The Argus C3 Matchmatic is a hefty camera made during the years 1958-66. It is affectionately known as the Brick, which makes sense when you hold it – it’s really heavy. Interesting points? It’s a rangefinder camera, which means you can use the rangefinder to be sure that your photo will be in focus, unlike using a focus ring, where you would have to estimate the distance and set the dial to 1m, 2m, etc. The rangefinder works by looking through one of the viewfinders on the back of the camera. The image will most likely show up as double. You then turn the focus dial until the image sharpens to a single image. The guesswork is taken out of it: it’s in focus!
I found this camera on eBay with the flash, a case, a selenium light meter, 8 flash bulbs, and a hard shell case to put everything in. My fiance, Matthew, was dead set on winning the bid since it had so many accessories. Unfortunately, when we received it, we realized that the light meter wasn’t working. Turns out, that was to be expected since light meters from this time don’t have a long shelf life and are not worth the trouble to fix. Too bad, because with both a rangefinder and a light meter, we might actually get a perfect roll.
The aperture and shutter dials are confusingly labeled. As a shortcut to actually listing the speeds and F numbers, they are listed as numbers 4 to 8. If you want a shutter speed of 1/60, you have to remember that it is setting #6. If you want 1/125th, set the dial to #7, and F/11 is #7 on the aperture dial, for example. I have to carry a screen shot of the manual to remember the codes.
The codes and their corresponding aperture and shutter values are:
3 1/2: F/3.5
4: 1/10 sec
5: 1/30 sec
6: 1/60 sec
7: 1/125 sec
8: 1/300 sec
I have also included in the gallery below a screen shot of the relevant page in the manual.
Matthew actually took the shots on this roll of film. Since he really liked the look of the camera and was responsible for the bidding process on eBay, the camera is unofficially his. Most of them are overexposed because, as with the Smena, we used my iPhone as a light meter and it led us astray with almost every shot.

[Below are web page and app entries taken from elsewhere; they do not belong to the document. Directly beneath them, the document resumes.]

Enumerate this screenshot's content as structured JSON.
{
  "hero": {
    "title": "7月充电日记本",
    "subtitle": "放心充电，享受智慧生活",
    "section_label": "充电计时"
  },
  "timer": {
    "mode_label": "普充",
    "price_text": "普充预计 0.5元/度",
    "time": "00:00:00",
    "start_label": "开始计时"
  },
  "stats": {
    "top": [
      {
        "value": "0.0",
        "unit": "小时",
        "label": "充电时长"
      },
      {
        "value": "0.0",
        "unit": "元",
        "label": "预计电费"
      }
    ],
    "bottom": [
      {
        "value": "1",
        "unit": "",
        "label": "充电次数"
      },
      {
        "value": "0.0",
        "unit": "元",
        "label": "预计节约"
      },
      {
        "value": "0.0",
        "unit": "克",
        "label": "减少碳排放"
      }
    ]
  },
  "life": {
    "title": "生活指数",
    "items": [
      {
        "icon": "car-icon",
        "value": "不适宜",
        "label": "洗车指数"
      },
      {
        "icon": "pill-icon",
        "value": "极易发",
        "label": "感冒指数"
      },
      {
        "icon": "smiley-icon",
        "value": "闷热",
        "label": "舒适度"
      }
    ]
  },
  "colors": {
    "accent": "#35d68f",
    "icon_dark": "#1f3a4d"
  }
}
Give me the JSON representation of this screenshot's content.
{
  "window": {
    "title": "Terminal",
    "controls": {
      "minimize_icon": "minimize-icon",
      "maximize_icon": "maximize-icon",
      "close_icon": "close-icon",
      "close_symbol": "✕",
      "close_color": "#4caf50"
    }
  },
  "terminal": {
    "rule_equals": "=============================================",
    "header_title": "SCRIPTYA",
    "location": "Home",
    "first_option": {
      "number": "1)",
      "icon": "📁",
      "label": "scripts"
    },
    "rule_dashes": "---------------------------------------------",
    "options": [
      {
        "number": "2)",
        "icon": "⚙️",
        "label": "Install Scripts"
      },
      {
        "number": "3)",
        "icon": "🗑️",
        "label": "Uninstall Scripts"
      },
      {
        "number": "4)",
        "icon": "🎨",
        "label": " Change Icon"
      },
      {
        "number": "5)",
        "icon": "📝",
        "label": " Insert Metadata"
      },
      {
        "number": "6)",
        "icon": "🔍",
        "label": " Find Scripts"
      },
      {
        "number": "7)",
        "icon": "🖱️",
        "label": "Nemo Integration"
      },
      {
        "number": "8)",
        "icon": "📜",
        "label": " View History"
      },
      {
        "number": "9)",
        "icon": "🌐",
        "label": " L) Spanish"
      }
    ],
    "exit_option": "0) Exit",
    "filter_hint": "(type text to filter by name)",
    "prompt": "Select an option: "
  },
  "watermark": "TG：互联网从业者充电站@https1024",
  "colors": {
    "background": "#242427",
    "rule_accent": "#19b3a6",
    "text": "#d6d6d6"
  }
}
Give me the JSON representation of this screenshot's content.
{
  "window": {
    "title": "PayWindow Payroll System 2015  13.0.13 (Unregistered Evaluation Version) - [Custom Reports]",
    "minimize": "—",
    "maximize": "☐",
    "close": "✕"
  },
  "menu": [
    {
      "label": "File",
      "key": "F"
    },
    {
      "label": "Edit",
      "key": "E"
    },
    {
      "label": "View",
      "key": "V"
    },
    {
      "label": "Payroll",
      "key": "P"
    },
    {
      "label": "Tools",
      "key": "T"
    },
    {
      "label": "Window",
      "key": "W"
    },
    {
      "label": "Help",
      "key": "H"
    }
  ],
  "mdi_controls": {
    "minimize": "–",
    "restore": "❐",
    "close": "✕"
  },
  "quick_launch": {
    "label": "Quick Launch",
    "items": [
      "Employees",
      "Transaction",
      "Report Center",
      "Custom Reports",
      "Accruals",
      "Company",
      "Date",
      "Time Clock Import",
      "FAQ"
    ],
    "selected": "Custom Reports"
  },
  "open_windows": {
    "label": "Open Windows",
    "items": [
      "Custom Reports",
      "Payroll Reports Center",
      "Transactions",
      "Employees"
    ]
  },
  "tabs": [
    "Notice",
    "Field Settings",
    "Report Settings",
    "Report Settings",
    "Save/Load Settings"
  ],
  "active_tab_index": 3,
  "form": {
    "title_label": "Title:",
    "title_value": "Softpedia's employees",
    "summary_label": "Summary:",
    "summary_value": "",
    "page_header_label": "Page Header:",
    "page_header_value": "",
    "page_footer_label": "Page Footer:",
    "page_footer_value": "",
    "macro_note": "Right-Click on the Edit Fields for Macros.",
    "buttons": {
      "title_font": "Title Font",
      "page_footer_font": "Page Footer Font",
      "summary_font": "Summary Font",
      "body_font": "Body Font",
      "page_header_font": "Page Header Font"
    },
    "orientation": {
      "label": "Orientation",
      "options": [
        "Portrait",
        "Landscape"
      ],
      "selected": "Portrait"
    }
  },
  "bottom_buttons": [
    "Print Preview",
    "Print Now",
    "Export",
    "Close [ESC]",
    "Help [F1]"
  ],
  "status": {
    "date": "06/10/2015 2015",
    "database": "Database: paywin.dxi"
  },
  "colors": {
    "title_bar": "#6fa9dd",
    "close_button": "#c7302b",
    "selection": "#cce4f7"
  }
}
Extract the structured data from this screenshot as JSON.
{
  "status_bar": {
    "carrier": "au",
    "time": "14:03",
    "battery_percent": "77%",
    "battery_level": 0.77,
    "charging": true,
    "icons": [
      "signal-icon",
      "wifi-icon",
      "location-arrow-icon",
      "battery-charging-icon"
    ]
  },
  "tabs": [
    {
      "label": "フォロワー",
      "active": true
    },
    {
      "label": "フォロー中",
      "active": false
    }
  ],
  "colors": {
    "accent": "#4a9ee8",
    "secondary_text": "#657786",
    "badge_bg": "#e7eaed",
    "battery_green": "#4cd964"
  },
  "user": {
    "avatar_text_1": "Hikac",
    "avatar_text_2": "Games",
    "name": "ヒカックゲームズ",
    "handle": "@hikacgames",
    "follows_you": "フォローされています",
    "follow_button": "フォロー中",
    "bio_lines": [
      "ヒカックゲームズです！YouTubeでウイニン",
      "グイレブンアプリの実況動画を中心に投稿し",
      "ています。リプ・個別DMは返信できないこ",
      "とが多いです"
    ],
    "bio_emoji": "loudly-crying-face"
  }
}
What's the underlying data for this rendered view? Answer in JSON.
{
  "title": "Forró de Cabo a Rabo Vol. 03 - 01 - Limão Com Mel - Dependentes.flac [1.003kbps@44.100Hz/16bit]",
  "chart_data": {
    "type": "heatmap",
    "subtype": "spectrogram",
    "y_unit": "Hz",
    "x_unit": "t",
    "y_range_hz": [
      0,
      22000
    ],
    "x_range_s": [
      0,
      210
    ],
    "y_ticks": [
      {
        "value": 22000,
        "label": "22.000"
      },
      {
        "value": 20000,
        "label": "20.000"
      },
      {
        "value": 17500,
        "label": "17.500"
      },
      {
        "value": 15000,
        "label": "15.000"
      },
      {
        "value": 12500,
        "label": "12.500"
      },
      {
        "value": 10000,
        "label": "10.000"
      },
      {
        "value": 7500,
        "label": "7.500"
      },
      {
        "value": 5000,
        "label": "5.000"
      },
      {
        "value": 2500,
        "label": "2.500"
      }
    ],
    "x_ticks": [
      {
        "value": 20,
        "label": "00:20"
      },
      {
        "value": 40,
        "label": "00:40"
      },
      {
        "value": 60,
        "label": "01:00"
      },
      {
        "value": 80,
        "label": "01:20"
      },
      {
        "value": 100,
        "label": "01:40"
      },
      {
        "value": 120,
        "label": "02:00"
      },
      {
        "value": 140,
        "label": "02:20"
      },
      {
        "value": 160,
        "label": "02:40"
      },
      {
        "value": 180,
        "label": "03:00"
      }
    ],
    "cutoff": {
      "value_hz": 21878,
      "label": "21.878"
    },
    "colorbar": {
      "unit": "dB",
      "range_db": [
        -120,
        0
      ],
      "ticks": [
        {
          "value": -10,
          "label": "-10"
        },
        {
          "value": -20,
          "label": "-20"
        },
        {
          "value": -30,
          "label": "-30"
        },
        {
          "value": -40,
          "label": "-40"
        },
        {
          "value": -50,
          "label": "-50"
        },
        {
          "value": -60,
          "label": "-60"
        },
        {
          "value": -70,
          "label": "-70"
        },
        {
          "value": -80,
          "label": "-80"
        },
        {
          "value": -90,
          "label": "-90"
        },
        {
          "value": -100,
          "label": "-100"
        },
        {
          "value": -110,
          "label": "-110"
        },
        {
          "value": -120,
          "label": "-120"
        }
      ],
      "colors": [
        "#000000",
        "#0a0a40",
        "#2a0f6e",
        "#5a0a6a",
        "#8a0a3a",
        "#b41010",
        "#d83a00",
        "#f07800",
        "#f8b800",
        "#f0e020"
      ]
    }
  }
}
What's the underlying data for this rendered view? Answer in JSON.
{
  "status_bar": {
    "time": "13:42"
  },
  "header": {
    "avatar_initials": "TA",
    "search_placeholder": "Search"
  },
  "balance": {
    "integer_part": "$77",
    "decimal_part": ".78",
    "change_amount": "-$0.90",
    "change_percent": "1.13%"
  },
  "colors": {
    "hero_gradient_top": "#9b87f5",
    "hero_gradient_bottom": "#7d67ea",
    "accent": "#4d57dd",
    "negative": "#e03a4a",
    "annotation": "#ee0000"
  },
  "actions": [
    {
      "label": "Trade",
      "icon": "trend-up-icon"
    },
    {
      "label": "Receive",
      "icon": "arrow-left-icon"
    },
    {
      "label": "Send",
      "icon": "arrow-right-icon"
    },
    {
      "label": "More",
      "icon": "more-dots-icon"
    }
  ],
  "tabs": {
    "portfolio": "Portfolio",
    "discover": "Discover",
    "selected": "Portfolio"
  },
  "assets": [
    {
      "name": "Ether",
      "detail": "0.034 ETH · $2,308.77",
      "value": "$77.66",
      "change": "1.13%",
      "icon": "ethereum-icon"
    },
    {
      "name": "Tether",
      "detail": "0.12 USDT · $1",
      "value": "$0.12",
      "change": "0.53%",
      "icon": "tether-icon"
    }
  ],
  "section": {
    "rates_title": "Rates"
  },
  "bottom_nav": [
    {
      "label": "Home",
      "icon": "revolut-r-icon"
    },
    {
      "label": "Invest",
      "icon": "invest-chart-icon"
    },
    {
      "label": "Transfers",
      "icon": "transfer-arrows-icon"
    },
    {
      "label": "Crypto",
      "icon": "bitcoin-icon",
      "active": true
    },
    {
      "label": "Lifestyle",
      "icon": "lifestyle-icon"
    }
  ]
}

Fun fact: In the second Harry Potter movie, The Chamber of Secrets, the character Colin Creevey uses an Argus C3 Matchmatic, which saves him from the Basilisk!
Camera: Argus C3 Matchmatic
Film: Kodak Elitechrome EBX100 35mm cross processed slide film